The test is whether we will obey this command as we do business on earth? The believer who yields a good testimony in this life is demonstrating to Christ he is worthy to be entrusted with greater responsibility in the Kingdom. Therefore, a believer's testimony of godliness will determine his or her ruling position in the Kingdom.
This judgment is proportional: a believer with a better testimony will be awarded a greater opportunity to serve in the Kingdom, while a believer with a poorer testimony will receive a lesser degree of authority in the Kingdom. Those believers who obey the Spirit in seeking sanctification by the washing of the water with the word (see Eph 5:26-27) will receive a reward of authority proportional to their obedience. Conversely, those who squander their opportunities to seek a good testimony will receive less opportunity to serve Christ in the Kingdom.
The Lord awards authority proportional to the quality of a believer's testimony, because spiritual maturity is an essential factor in competent spiritual leadership, therefore who better to receive greater authority in the Kingdom than the one who has achieved greater spiritual maturity during the present world? As Jesus said:
In the case of the slave who produced no results with his minas, the master’s judgment is a denial of reward just as it was in Matthew, but unlike in Matthew 25, this slave is not consigned to outer darkness. This distinction reflects how every believer has eternal security regardless of the degree of our sanctification. Faith is required for salvation but a good testimony is not. A believer with a poor testimony who fails to pursue sanctification will still saved by their faith and cannot be denied the Kingdom, as Paul says:
The Lord cannot deny Himself (i.e., His promises to the believer), so the Lord remains faithful. Nevertheless, a believer who denies Christ a testimony of sanctification will be denied an opportunity to reign with Christ in the kingdom, as Paul says in 2Tim 2:12.
It’s worth noting that Luke’s parable still includes the example of an unbeliever though the unbeliever in Luke's parable is called an "enemy," not a slave.

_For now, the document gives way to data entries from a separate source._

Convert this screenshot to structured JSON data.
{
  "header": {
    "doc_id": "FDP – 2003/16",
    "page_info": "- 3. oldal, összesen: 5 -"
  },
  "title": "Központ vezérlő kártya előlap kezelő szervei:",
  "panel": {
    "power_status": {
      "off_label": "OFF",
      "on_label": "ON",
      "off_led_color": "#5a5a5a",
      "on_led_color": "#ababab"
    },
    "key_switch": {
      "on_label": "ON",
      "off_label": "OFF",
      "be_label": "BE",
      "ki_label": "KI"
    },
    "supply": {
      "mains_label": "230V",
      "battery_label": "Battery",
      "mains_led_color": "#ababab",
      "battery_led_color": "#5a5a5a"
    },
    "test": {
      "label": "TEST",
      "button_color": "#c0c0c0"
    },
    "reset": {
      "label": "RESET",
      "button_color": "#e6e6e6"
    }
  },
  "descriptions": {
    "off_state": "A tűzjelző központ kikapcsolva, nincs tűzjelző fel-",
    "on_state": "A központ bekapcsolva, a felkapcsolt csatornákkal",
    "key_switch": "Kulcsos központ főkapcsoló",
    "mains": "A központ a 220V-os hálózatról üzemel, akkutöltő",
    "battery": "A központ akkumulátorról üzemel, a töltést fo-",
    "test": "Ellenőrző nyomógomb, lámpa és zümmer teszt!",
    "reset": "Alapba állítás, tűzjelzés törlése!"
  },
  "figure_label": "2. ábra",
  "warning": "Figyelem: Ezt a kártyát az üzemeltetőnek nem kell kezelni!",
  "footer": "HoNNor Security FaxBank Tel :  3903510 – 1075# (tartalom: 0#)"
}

This distinction makes sense, since Luke's parable isn’t focused on faithfulness but rather a testimony, and discussions of testimonies are only relevant for believers.
To summarize the differences between the two parables, faithful service leads to equal Inheritance (the talents), while better testimony leads to greater authority (the minas). Our inheritance in the Kingdom will be determined by what we do for Christ, while our authority in the Kingdom will be determined by who we become in Christ.
To get up to speed on this important area of Biblical truth, please read the following series of articles:
7. What will our rewards in the Kingdom be?